INSTRUCTIONS FOR THE TASK: Where the string "crop" occurs in the material below, report the whole line.
>>>
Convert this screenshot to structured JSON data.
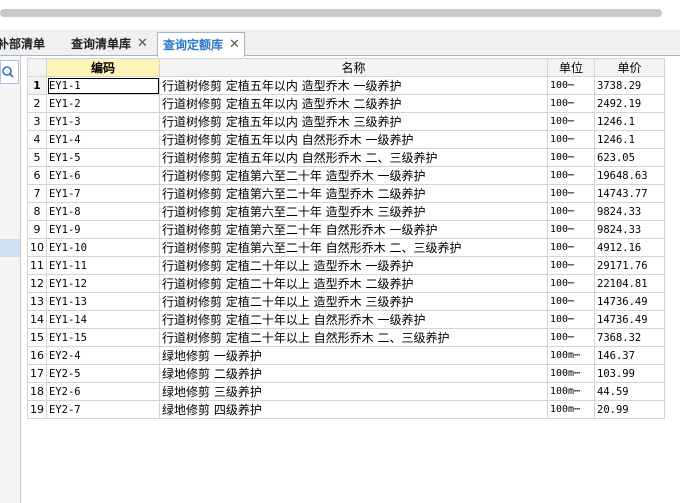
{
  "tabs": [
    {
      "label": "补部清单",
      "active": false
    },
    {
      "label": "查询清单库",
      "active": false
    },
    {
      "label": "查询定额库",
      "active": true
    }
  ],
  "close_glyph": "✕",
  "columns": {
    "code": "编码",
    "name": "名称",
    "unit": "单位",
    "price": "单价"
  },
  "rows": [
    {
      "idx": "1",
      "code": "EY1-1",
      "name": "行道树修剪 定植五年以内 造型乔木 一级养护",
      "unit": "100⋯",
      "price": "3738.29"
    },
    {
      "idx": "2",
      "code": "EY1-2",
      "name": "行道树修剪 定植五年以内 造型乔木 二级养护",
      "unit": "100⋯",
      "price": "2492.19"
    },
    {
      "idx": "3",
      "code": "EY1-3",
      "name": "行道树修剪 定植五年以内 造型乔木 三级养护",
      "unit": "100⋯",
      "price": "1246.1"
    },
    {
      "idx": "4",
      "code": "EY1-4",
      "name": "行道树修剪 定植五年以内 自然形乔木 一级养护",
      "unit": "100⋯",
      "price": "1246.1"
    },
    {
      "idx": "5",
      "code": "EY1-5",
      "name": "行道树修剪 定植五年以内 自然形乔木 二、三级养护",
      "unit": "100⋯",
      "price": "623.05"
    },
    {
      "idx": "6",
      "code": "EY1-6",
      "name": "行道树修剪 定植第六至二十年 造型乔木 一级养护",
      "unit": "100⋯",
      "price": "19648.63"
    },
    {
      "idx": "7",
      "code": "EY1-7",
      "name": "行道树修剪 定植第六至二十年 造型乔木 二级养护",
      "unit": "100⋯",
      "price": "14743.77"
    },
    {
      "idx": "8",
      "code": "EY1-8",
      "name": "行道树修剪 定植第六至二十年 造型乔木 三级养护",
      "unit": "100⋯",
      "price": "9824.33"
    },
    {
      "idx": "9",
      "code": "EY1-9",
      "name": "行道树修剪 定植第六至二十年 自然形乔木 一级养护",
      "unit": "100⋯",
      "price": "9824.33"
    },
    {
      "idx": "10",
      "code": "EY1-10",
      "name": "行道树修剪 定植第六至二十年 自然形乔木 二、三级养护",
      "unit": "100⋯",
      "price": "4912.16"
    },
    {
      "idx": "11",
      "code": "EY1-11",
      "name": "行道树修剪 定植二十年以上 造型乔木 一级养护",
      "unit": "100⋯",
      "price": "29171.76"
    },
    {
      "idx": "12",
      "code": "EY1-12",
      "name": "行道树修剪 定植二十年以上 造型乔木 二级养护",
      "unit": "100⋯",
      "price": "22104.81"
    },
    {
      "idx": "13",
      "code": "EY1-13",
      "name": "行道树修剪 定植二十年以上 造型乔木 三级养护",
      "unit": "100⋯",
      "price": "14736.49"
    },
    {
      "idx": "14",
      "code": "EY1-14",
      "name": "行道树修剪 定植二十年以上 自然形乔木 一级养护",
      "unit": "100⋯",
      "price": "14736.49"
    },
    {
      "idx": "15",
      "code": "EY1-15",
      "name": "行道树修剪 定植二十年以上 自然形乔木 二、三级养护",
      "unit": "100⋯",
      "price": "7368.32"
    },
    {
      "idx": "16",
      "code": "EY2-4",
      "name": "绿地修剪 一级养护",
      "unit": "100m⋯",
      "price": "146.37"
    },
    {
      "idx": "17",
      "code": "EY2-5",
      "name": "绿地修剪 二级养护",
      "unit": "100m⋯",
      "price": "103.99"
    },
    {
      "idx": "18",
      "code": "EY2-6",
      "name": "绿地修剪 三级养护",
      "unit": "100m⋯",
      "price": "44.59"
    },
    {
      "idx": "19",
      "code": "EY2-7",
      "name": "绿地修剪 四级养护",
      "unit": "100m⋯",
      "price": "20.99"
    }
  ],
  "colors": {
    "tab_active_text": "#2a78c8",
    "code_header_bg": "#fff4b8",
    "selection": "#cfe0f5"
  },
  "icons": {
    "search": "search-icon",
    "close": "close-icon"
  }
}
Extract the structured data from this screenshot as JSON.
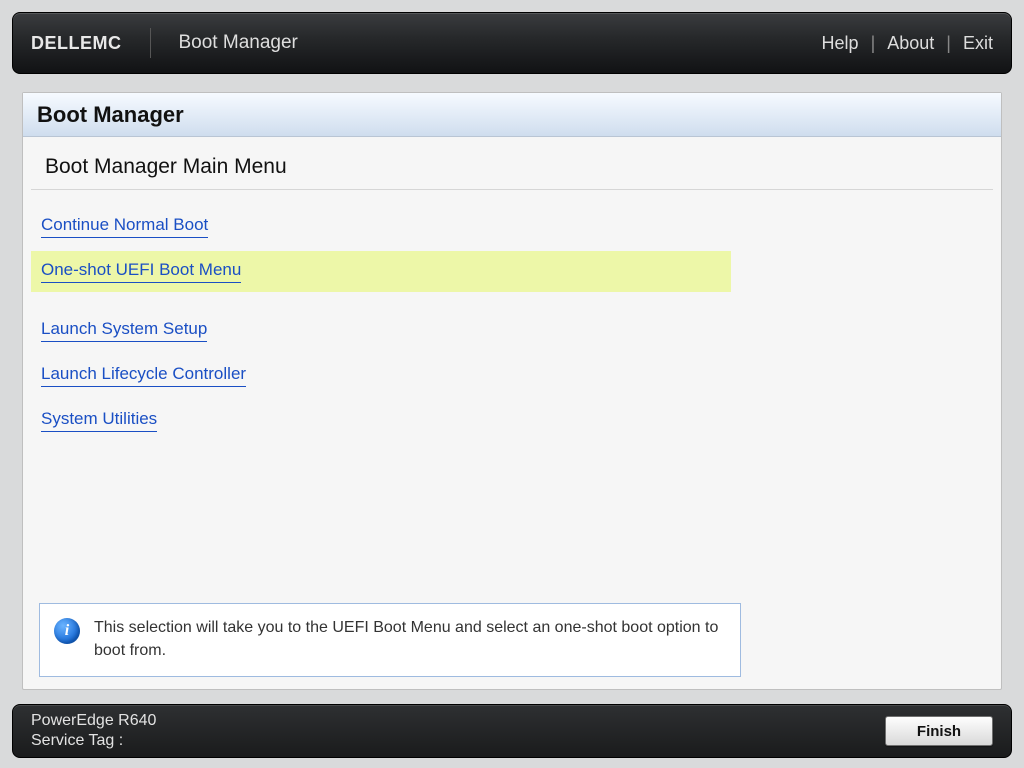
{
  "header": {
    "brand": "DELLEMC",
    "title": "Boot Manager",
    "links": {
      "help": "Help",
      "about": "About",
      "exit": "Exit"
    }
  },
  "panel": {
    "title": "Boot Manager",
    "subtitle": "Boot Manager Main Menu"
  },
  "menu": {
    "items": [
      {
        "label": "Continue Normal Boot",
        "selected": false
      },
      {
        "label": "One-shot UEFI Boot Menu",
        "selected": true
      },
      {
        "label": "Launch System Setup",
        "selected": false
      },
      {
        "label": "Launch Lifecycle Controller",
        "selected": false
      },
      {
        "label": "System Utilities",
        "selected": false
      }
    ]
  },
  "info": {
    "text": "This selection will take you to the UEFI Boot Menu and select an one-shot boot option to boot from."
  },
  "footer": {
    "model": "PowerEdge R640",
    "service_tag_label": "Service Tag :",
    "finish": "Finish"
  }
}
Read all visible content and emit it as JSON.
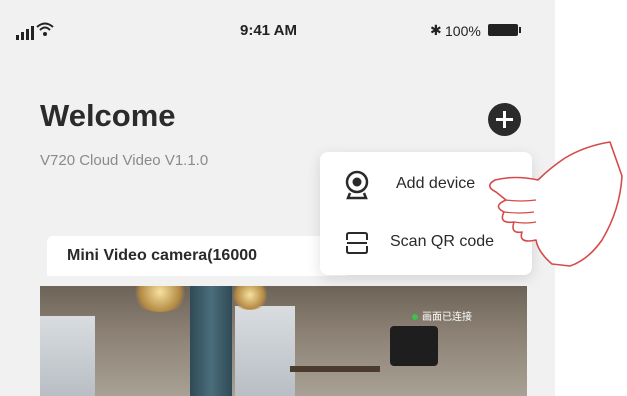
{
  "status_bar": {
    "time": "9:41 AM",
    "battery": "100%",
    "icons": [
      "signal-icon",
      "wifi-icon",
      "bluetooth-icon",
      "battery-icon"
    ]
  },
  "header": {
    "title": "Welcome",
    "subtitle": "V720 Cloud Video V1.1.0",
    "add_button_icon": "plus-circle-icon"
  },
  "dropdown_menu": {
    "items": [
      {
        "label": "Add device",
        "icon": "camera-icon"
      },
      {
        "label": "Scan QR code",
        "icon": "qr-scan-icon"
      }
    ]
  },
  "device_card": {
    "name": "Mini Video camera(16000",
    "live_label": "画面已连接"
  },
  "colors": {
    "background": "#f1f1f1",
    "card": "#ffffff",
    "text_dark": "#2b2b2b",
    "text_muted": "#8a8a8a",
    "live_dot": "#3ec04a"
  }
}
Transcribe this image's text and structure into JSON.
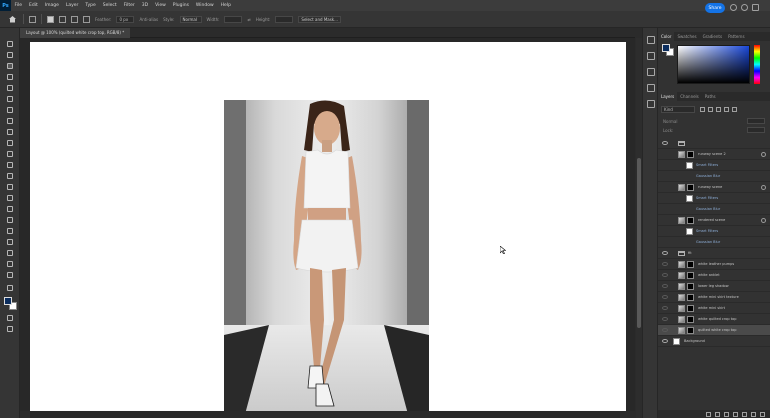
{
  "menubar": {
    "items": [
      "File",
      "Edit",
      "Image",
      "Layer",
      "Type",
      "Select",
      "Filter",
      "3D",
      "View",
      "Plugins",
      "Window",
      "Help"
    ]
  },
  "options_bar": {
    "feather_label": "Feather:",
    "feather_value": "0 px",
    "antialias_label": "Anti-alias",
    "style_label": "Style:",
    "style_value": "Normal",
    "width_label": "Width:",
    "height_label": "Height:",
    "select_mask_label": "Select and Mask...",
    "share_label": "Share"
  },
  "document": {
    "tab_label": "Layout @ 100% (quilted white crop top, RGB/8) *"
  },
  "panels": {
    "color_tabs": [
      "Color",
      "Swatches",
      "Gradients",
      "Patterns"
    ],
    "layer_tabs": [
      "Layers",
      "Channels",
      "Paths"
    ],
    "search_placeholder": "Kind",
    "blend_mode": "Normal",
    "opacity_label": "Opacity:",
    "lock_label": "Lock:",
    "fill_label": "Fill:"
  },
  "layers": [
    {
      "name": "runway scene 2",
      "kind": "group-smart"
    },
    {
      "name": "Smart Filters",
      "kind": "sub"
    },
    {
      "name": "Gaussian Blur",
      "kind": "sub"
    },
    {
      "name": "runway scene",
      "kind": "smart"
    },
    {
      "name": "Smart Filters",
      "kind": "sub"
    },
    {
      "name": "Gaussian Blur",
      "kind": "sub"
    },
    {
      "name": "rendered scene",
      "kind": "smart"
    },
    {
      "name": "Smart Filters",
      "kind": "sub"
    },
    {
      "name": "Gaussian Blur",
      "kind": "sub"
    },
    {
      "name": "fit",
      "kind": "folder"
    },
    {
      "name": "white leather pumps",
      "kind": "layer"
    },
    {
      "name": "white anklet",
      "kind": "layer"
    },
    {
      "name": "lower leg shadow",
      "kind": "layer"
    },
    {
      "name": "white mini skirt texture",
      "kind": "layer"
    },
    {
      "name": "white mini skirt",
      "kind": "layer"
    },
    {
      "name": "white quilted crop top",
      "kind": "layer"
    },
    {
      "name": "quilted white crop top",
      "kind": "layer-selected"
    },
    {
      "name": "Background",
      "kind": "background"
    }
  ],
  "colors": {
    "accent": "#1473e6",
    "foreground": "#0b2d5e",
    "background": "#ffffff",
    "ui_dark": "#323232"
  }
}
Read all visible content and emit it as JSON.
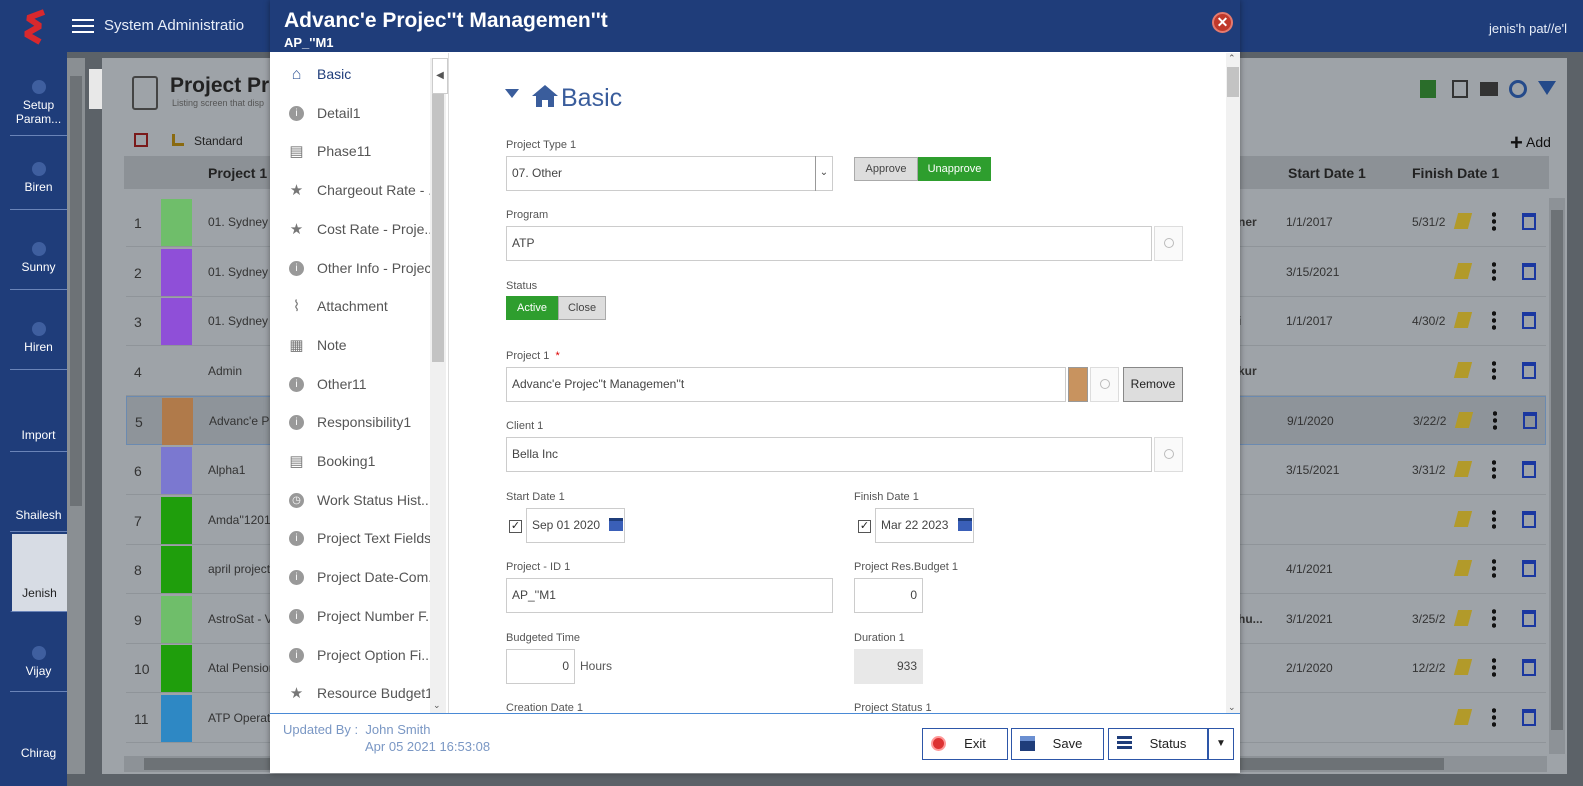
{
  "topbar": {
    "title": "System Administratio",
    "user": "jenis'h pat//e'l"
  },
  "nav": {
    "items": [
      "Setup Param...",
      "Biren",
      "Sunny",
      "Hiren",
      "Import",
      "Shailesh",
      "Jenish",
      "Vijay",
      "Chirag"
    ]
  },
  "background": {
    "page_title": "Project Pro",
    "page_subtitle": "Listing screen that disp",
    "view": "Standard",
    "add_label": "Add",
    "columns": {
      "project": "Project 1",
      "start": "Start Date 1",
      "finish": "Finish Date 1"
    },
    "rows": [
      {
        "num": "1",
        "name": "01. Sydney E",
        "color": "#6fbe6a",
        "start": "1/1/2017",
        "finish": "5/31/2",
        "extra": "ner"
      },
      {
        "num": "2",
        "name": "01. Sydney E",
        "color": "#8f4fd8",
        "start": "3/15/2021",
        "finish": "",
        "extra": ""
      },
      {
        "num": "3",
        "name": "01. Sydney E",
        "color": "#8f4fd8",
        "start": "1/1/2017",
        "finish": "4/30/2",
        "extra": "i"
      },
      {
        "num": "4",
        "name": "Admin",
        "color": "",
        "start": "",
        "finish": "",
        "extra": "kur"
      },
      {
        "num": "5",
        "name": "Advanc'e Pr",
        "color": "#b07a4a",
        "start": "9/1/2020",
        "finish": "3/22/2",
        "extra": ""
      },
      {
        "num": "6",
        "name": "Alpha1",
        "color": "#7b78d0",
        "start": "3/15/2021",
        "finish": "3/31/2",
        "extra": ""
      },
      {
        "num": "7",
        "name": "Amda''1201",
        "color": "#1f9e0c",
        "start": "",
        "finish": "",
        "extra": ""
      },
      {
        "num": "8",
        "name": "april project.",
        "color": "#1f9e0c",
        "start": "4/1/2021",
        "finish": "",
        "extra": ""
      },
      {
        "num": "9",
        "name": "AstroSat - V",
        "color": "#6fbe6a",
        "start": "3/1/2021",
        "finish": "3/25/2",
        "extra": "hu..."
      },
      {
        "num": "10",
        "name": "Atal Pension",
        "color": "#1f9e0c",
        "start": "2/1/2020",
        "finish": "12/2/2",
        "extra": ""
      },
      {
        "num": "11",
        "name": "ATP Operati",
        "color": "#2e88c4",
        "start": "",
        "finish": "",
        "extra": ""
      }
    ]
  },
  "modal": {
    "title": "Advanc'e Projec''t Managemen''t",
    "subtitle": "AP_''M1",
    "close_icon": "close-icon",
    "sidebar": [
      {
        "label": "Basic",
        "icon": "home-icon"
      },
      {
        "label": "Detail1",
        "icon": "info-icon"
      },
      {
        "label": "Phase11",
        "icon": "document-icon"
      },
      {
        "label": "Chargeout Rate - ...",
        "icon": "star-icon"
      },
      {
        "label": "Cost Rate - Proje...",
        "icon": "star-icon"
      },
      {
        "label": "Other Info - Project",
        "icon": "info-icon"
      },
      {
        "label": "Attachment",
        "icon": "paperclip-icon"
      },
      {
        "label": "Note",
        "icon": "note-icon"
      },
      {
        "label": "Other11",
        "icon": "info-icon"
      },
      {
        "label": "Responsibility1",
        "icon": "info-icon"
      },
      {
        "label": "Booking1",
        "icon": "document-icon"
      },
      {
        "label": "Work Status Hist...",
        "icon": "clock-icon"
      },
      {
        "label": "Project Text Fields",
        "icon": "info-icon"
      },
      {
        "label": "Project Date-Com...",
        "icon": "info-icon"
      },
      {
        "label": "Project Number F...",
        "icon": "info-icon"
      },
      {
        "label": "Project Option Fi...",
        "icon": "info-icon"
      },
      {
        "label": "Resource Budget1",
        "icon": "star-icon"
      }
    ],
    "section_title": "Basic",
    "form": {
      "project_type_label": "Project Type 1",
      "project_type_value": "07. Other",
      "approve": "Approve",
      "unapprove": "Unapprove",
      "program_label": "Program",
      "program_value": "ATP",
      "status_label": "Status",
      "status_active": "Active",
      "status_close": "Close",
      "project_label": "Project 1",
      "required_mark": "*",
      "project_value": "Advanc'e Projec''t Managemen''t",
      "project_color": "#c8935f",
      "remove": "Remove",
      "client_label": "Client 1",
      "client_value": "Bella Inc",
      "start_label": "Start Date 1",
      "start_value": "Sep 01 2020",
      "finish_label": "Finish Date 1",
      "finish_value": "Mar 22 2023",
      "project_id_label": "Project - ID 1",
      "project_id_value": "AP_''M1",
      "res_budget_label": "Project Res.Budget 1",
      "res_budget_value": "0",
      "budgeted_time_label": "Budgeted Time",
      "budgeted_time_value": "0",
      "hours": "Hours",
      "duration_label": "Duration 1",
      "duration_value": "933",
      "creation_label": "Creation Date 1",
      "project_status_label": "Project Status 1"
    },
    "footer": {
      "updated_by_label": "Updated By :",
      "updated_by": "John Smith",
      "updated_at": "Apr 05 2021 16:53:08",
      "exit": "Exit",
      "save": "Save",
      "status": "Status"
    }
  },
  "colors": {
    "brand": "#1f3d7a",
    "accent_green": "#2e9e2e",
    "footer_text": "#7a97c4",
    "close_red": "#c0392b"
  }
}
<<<
ANSWER AREA:
    "tab_label": "Layout @ 100% (quilted white crop top, RGB/8) *"
      "name": "white quilted crop top",
      "name": "quilted white crop top",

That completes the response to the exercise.